Soranus, Roman physician, becomes the first poetry therapist in recorded history, prescribing tragedy for manic patients and comedy for depressed patients to balance mood. It is not surprising that the Greeks called Apollo the god of poetry as well as medicine, since medicine and the arts were historically entwined. Later, shamans and witch doctors chanted poetry for the well-being of the tribe or individual.
Pennsylvania Hospital becomes the first incorporated hospital in the US. Mentally ill patients are prescribed reading and writing treatments, and patient work is published in their newspaper, The Illuminator.
The term “bibliotherapy” is first used by Samuel Crothers.
Eli Greifer, poet, pharmacist, and lawyer, begins a campaign to show poetry’s healing power.
Romanian-born Jacob Moreno introduces group psychotherapy to The American Psychiatric Association. Moreno founds psychodrama, and uses the term “psychopoetry” to describe the use of selected literature in his work.
Eli Greifer facilitates a poetry therapy group at Cumberland Hospital with supervising psychiatrists Dr. Jack J. Leedy and Dr. Sam Spector.
Dr. Leedy joins Ann White, Gilbert Schloss, PhD, and Morris R. Morrison, PhD to draft first set of standards for credentialing in the field of poetry therapy.
Several training institutes spring up:

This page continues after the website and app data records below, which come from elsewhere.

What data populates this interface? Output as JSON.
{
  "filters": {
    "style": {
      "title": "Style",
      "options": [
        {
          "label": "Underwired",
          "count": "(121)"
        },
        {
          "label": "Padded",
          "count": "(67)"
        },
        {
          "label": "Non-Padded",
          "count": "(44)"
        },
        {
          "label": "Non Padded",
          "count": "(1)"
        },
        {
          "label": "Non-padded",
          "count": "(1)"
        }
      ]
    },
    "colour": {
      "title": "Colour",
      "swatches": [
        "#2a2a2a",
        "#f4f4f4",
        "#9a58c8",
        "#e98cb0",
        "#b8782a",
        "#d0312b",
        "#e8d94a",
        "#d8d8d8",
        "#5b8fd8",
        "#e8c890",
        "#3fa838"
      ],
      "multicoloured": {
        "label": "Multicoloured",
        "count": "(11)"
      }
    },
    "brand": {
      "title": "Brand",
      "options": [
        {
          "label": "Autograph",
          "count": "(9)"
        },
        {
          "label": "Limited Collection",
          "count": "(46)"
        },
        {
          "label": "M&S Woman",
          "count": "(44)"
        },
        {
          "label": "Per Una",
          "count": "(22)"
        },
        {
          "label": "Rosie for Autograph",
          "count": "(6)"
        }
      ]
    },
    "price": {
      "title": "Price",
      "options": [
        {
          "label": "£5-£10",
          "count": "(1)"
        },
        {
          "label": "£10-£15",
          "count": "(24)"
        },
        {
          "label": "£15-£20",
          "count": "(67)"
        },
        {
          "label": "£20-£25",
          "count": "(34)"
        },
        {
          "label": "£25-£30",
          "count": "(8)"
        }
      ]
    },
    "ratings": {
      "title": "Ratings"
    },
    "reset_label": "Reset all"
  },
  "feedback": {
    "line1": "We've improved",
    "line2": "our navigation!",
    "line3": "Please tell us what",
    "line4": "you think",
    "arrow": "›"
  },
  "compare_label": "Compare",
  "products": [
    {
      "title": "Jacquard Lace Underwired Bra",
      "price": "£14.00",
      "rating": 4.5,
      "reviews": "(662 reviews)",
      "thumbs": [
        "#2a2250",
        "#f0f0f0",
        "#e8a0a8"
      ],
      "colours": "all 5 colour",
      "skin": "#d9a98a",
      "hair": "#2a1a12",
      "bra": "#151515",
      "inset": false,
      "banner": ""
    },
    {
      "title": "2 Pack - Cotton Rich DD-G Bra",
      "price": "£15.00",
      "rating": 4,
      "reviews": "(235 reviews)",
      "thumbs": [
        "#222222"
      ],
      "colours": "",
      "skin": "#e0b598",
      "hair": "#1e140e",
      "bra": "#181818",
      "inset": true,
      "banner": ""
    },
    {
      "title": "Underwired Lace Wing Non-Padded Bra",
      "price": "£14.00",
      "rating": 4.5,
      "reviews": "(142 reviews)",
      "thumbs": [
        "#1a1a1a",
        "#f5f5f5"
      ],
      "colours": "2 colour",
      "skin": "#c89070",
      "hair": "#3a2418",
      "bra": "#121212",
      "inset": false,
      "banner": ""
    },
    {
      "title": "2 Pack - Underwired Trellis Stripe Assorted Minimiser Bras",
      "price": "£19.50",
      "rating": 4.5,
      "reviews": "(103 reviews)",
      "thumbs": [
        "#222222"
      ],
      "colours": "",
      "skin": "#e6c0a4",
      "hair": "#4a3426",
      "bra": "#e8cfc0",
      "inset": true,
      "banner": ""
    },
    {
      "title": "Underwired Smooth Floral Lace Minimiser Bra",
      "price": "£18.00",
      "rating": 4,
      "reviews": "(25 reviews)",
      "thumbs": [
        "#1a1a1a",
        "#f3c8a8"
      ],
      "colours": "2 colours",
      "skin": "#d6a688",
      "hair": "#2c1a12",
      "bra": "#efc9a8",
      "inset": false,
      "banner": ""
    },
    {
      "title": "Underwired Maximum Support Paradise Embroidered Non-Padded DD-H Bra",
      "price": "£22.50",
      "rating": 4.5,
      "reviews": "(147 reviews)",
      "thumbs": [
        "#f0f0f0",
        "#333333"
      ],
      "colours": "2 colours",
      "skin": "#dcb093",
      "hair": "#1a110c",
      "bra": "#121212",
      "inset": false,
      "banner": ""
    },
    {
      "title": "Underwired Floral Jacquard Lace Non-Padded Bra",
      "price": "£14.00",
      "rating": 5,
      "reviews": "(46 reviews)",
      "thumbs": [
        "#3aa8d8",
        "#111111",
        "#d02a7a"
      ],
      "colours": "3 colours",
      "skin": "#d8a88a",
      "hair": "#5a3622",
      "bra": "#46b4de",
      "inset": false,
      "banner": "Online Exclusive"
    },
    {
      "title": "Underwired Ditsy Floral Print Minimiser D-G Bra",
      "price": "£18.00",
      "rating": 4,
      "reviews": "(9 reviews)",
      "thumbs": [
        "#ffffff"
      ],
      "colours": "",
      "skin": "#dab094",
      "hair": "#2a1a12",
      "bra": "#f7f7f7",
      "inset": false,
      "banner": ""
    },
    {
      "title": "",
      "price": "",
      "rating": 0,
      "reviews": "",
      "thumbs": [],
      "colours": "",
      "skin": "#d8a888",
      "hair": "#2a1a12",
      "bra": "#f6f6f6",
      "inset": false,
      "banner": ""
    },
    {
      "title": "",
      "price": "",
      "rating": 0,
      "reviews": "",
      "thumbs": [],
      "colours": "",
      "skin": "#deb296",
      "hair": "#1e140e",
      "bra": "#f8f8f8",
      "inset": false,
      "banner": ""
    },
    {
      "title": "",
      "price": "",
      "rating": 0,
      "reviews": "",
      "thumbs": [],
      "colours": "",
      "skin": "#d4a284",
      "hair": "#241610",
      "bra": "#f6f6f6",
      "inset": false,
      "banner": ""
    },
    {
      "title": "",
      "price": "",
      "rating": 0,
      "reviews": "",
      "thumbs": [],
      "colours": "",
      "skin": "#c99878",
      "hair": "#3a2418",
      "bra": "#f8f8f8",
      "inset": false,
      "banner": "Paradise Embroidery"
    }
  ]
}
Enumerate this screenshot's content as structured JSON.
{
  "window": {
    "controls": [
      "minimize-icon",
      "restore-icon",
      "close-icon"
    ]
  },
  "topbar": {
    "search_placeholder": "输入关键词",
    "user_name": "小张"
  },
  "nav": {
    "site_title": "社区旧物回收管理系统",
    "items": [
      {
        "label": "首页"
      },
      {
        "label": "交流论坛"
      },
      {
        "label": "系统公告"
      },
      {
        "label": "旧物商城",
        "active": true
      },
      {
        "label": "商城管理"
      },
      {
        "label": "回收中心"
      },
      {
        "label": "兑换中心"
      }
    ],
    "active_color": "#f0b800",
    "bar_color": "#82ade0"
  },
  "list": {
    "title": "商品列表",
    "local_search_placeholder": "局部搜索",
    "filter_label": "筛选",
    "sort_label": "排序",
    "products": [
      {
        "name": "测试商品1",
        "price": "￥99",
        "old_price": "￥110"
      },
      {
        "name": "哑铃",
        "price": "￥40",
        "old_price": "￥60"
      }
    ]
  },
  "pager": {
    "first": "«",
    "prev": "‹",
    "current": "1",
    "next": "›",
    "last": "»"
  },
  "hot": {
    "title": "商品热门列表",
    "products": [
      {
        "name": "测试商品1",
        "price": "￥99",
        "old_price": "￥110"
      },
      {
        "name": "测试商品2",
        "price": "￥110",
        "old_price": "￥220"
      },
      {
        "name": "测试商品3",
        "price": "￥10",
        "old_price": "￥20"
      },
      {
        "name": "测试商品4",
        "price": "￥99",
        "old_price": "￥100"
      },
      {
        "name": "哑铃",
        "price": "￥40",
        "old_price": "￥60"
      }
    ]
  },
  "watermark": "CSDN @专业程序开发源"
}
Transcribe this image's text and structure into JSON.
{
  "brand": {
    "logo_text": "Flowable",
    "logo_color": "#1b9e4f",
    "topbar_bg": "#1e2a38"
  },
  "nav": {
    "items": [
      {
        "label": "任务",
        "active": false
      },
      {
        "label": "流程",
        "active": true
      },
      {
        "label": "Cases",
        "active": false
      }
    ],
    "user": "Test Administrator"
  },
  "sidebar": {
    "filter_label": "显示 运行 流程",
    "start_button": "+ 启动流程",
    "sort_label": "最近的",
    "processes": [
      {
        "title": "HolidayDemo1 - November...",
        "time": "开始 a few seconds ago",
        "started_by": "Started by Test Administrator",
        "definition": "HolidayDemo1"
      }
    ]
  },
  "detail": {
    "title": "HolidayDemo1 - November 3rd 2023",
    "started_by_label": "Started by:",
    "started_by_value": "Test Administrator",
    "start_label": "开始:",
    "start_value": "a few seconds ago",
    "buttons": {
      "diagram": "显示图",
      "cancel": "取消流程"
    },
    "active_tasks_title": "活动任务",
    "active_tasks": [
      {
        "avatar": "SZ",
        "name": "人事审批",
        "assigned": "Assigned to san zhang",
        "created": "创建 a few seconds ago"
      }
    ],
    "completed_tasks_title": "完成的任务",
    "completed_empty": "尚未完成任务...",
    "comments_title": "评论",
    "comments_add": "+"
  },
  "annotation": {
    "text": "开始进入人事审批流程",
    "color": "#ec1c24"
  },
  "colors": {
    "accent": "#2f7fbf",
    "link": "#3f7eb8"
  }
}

- Arthur Lerner founds the Poetry Therapy Institute .
- Arleen Hynes, as the librarian, establishes the Bibliotherapy Roundtable at St. Elizabeths Hospital in Washington D.C.
- Morris Morrison founds the American Academy of Poetry Therapy in Austin, TX.
- Jennifer Bosveld creates the Ohio Poetry Therapy Center and Library in Columbus.
Rosalie Brown is appointed as first Federal Bibliotherapist.
The National Association for Poetry Therapy (NAPT) is established as a non-profit organization.
Incorporation of the National Association for Biblio/Poetry Therapy
National Federation for Biblio/Poetry Therapy (formerly the NAPT Credentialing Committee) is established as totally independent of NAPT.
NFBPT becomes International Federation for Biblio/Poetry Therapy (IFBPT).
Research proliferates and popular media publicize numerous uses of writing for personal development, creative enhancement, promotion of wellness and mindfulness, as well as more focused clinical applications for mental health and healing.